By Greg Russell
In a year already filled with heated presidential political rhetoric, the University
of Memphis Student Government Association is bringing to campus two former high-profile
presidential candidates March 27 for what is expected to be a lively political debate.
Fred Thompson, who earned degrees from the U of M in political science and philosophy
in 1964 and who sought the Republican presidential nomination in 2008, will join 2004
Democratic presidential candidate Howard Dean in Rose Theatre (tentatively at 7:30
p.m.) for a discussion of the upcoming election and other political issues. A reception
for students to meet the candidates will follow the event.
"We’re excited to bring them in," said SGA president Tyler DeWitt. "Both are still
influential in the political world and both had bids for president. And what better
speaker to start off with than an alumnus of the University, especially during our
DeWitt said he hopes this will be the start of a yearly political speaker series at
the U of M.
"The University isn’t always known for bringing in big-time political speakers on
a consistent basis. That is what we are hoping to do. We want to be a player nationally
in this sort of thing."
DeWitt said a goal is "to bring in a Clinton or a George Bush" in future years.
Thompson served as a U.S. Senator from 1994 to 2003. Campaigning primarily from his
red pickup, he rebounded from a 20-point deficit in the polls to win the Senate seat
by a 20-percent margin.

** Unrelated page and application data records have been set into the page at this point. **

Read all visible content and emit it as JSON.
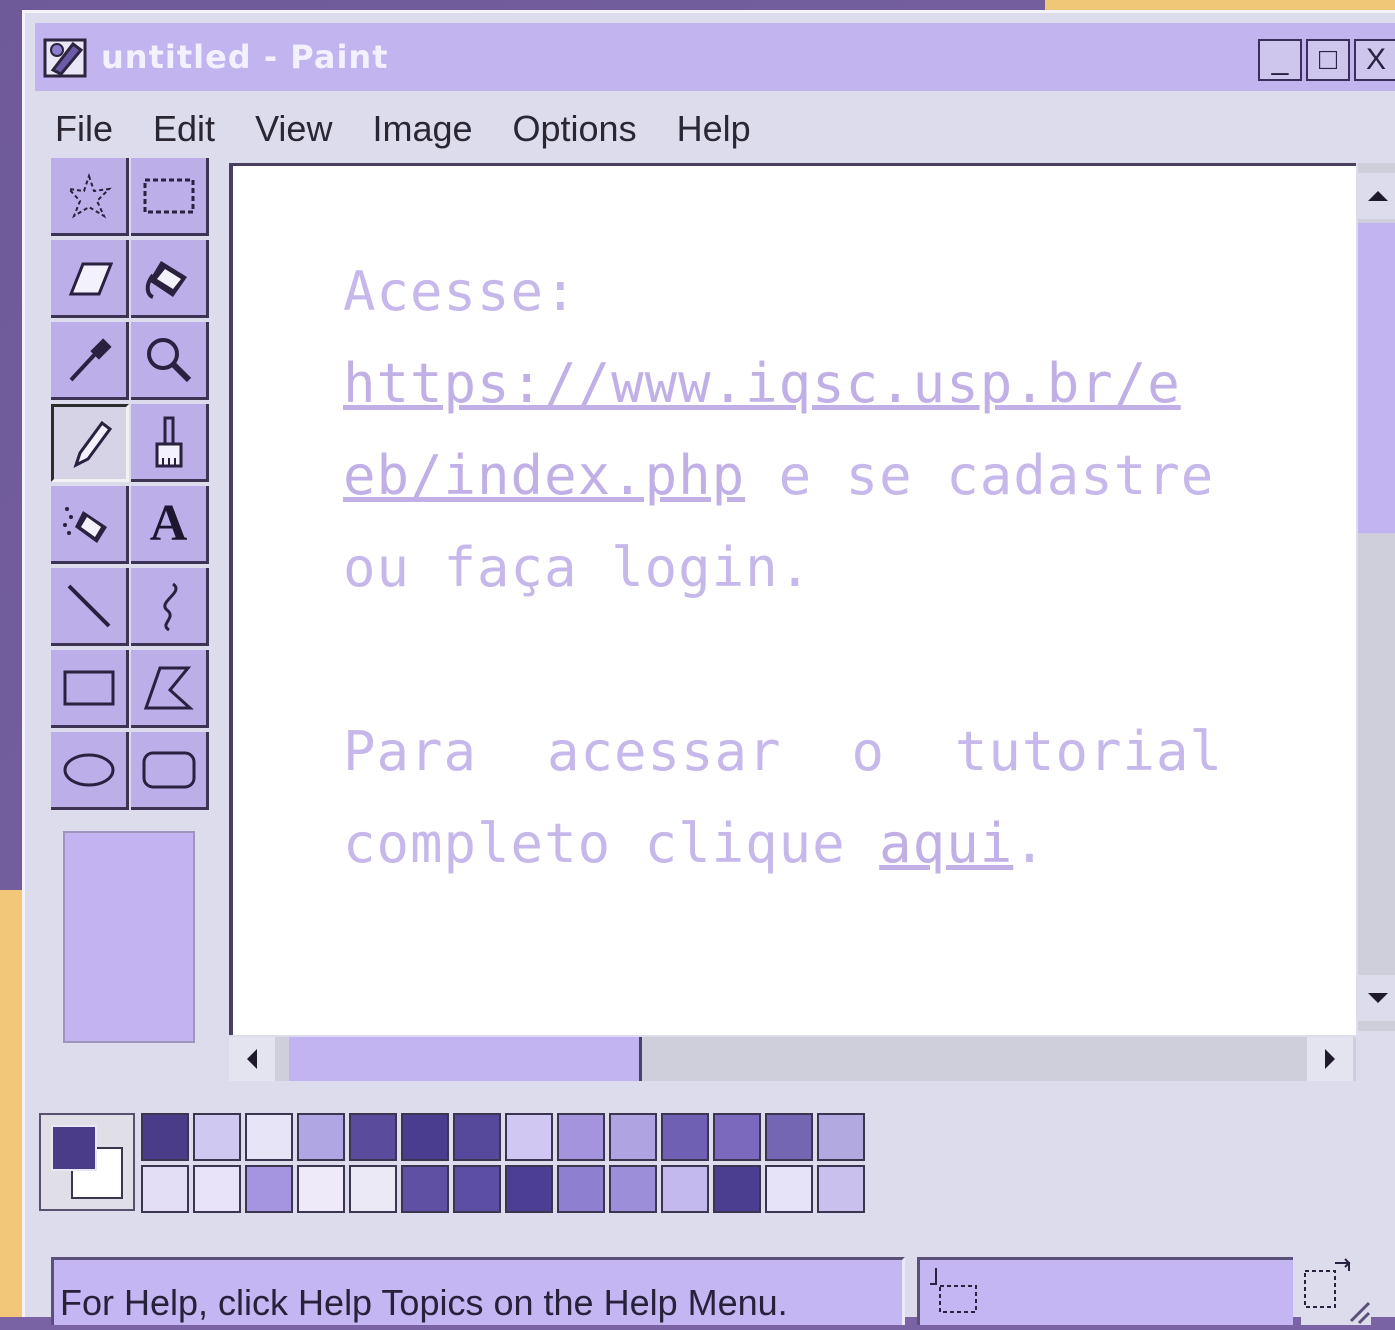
{
  "window": {
    "title": "untitled - Paint",
    "minimize": "_",
    "maximize": "□",
    "close": "X"
  },
  "menu": {
    "file": "File",
    "edit": "Edit",
    "view": "View",
    "image": "Image",
    "options": "Options",
    "help": "Help"
  },
  "tools": [
    "free-form-select-icon",
    "select-icon",
    "eraser-icon",
    "fill-icon",
    "pick-color-icon",
    "magnifier-icon",
    "pencil-icon",
    "brush-icon",
    "airbrush-icon",
    "text-icon",
    "line-icon",
    "curve-icon",
    "rectangle-icon",
    "polygon-icon",
    "ellipse-icon",
    "rounded-rectangle-icon"
  ],
  "canvas": {
    "line1": "Acesse:",
    "link1a": "https://www.iqsc.usp.br/e",
    "link1b": "eb/index.php",
    "line3_rest": " e se cadastre",
    "line4": "ou faça login.",
    "para_w1": "Para",
    "para_w2": "acessar",
    "para_w3": "o",
    "para_w4": "tutorial",
    "line6_pre": "completo clique ",
    "link2": "aqui",
    "line6_end": "."
  },
  "palette": {
    "top": [
      "#4b3c8a",
      "#cfc8f0",
      "#e8e4f8",
      "#b0a6e3",
      "#5a4b9c",
      "#4a3c8e",
      "#56489a",
      "#d0c8f2",
      "#a493dd",
      "#b0a3e2",
      "#7060b4",
      "#7a69bd",
      "#7566b4",
      "#b2a9e0"
    ],
    "bottom": [
      "#e3def6",
      "#e8e3f8",
      "#a595e0",
      "#eeeaf9",
      "#ece9f7",
      "#5f50a4",
      "#5c4ea3",
      "#4c3e93",
      "#8f7fd1",
      "#9d8ed9",
      "#c4b9ee",
      "#4b3e90",
      "#e6e2f7",
      "#c9c0ee"
    ],
    "foreground": "#4b3c8a",
    "background": "#ffffff"
  },
  "status": {
    "text": "For Help, click Help Topics on the Help Menu."
  }
}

While in the Senate, he served on several committees, including
the Committee on Homeland Security and Government Affairs, the Finance Committee and

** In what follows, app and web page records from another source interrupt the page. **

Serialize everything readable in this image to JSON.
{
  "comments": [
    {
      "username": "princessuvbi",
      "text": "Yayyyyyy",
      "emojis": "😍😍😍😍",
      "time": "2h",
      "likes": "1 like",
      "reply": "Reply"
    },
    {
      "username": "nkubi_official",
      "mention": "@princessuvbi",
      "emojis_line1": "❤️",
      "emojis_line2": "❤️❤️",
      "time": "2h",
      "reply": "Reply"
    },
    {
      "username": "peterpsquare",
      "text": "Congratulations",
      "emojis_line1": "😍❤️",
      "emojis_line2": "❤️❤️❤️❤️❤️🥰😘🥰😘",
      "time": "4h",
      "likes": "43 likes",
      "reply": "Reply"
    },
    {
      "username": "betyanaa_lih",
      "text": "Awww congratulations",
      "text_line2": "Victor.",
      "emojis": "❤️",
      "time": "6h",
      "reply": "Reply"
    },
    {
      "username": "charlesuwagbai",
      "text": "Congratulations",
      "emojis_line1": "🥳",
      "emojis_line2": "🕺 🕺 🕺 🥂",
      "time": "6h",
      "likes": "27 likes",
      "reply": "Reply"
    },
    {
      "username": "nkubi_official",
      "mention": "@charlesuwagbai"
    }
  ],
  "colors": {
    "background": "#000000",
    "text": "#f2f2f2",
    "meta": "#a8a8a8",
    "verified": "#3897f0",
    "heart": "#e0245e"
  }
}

the Intelligence Committee.
On a Sept. 5, 2007 episode of The Tonight Show with Jay Leno, Thompson announced, "I’m running for President of the United States." In early 2008,
he withdrew his candidacy.

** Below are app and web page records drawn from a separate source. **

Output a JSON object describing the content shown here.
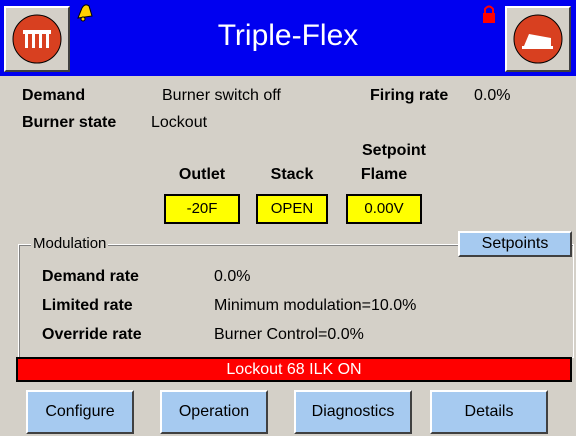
{
  "header": {
    "title": "Triple-Flex"
  },
  "status": {
    "demand_label": "Demand",
    "demand_value": "Burner switch off",
    "firing_rate_label": "Firing rate",
    "firing_rate_value": "0.0%",
    "burner_state_label": "Burner state",
    "burner_state_value": "Lockout"
  },
  "readouts": {
    "outlet": {
      "label": "Outlet",
      "value": "-20F"
    },
    "stack": {
      "label": "Stack",
      "value": "OPEN"
    },
    "flame": {
      "label_line1": "Setpoint",
      "label_line2": "Flame",
      "value": "0.00V"
    }
  },
  "modulation": {
    "group_label": "Modulation",
    "setpoints_button": "Setpoints",
    "rows": [
      {
        "label": "Demand rate",
        "value": "0.0%"
      },
      {
        "label": "Limited rate",
        "value": "Minimum modulation=10.0%"
      },
      {
        "label": "Override rate",
        "value": "Burner Control=0.0%"
      }
    ]
  },
  "alarm_bar": {
    "text": "Lockout 68  ILK ON",
    "color": "#ff0000"
  },
  "nav": {
    "configure": "Configure",
    "operation": "Operation",
    "diagnostics": "Diagnostics",
    "details": "Details"
  },
  "colors": {
    "header_bg": "#0000f0",
    "button_bg": "#a6caf0",
    "readout_bg": "#ffff00",
    "panel_bg": "#d4d0c8",
    "icon_red": "#d84020"
  },
  "icons": [
    "home-icon",
    "bell-icon",
    "lock-icon",
    "logout-icon"
  ]
}
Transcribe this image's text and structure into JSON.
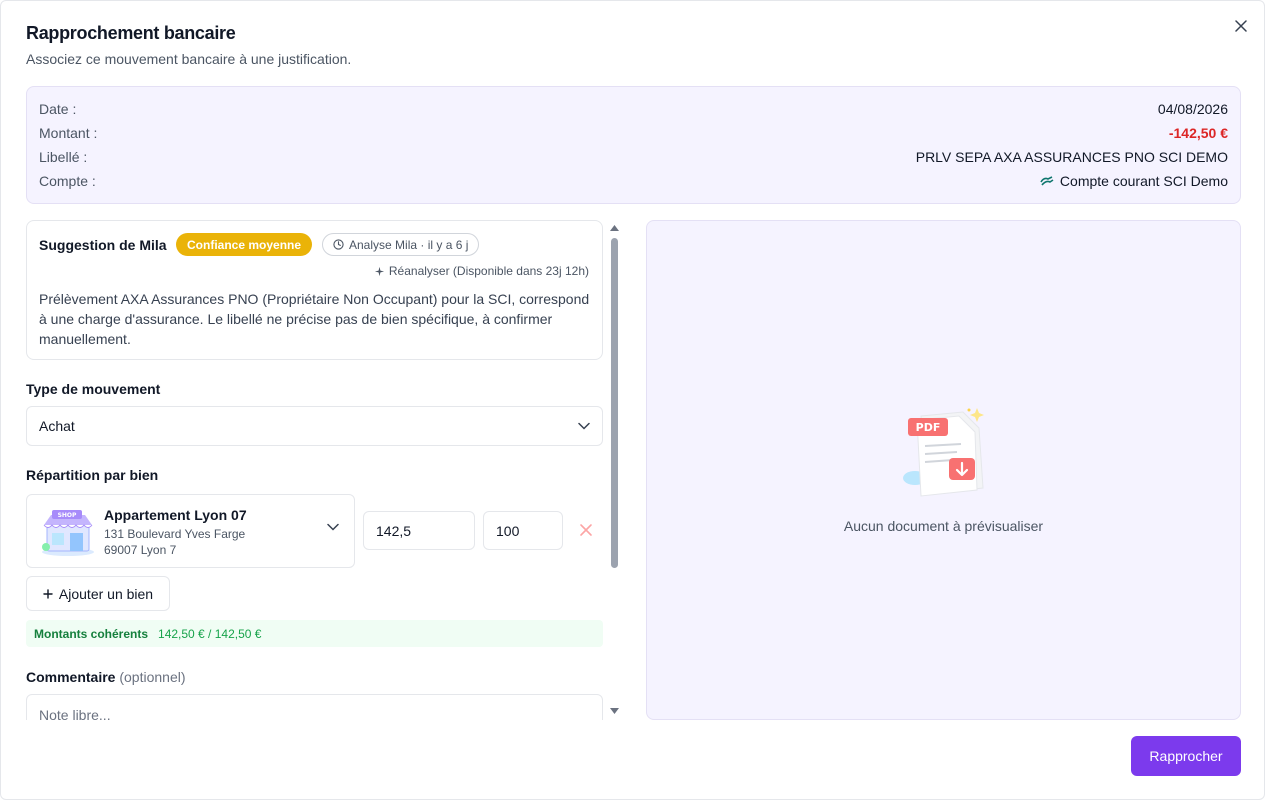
{
  "dialog": {
    "title": "Rapprochement bancaire",
    "subtitle": "Associez ce mouvement bancaire à une justification."
  },
  "transaction": {
    "date_label": "Date :",
    "date_value": "04/08/2026",
    "amount_label": "Montant :",
    "amount_value": "-142,50 €",
    "label_label": "Libellé :",
    "label_value": "PRLV SEPA AXA ASSURANCES PNO SCI DEMO",
    "account_label": "Compte :",
    "account_value": "Compte courant SCI Demo",
    "account_icon": "bank-logo-icon"
  },
  "suggestion": {
    "title": "Suggestion de Mila",
    "confidence_badge": "Confiance moyenne",
    "analysis_badge": "Analyse Mila · il y a 6 j",
    "reanalyse": "Réanalyser (Disponible dans 23j 12h)",
    "text": "Prélèvement AXA Assurances PNO (Propriétaire Non Occupant) pour la SCI, correspond à une charge d'assurance. Le libellé ne précise pas de bien spécifique, à confirmer manuellement."
  },
  "movement_type": {
    "label": "Type de mouvement",
    "selected": "Achat"
  },
  "allocation": {
    "label": "Répartition par bien",
    "property_name": "Appartement Lyon 07",
    "property_address_line1": "131 Boulevard Yves Farge",
    "property_address_line2": "69007 Lyon 7",
    "amount": "142,5",
    "percent": "100",
    "add_button": "Ajouter un bien",
    "coherent_label": "Montants cohérents",
    "coherent_amounts": "142,50 € / 142,50 €"
  },
  "comment": {
    "label": "Commentaire",
    "optional": "(optionnel)",
    "placeholder": "Note libre..."
  },
  "preview": {
    "empty_text": "Aucun document à prévisualiser"
  },
  "actions": {
    "submit": "Rapprocher"
  },
  "colors": {
    "accent": "#7c3aed",
    "negative": "#dc2626",
    "confidence": "#eab308",
    "success": "#15803d"
  }
}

Thompson also is a noted actor. He appeared in The Hunt for Red October and No Way Out on the big screen. He was also a mainstay on the TV series Law & Order.
Dean served six terms as Vermont governor before unsuccessfully running for the presidential
nomination in 2004. He was considered the front-runner in early 2004, but eventually
lost the nomination to Sen. John Kerry of Massachusetts. He was chair of the Democratic
National Committee from 2005 to 2009.
Hillary Clinton and Al Gore are among several other national politicians to appear
on campus in the past two decades.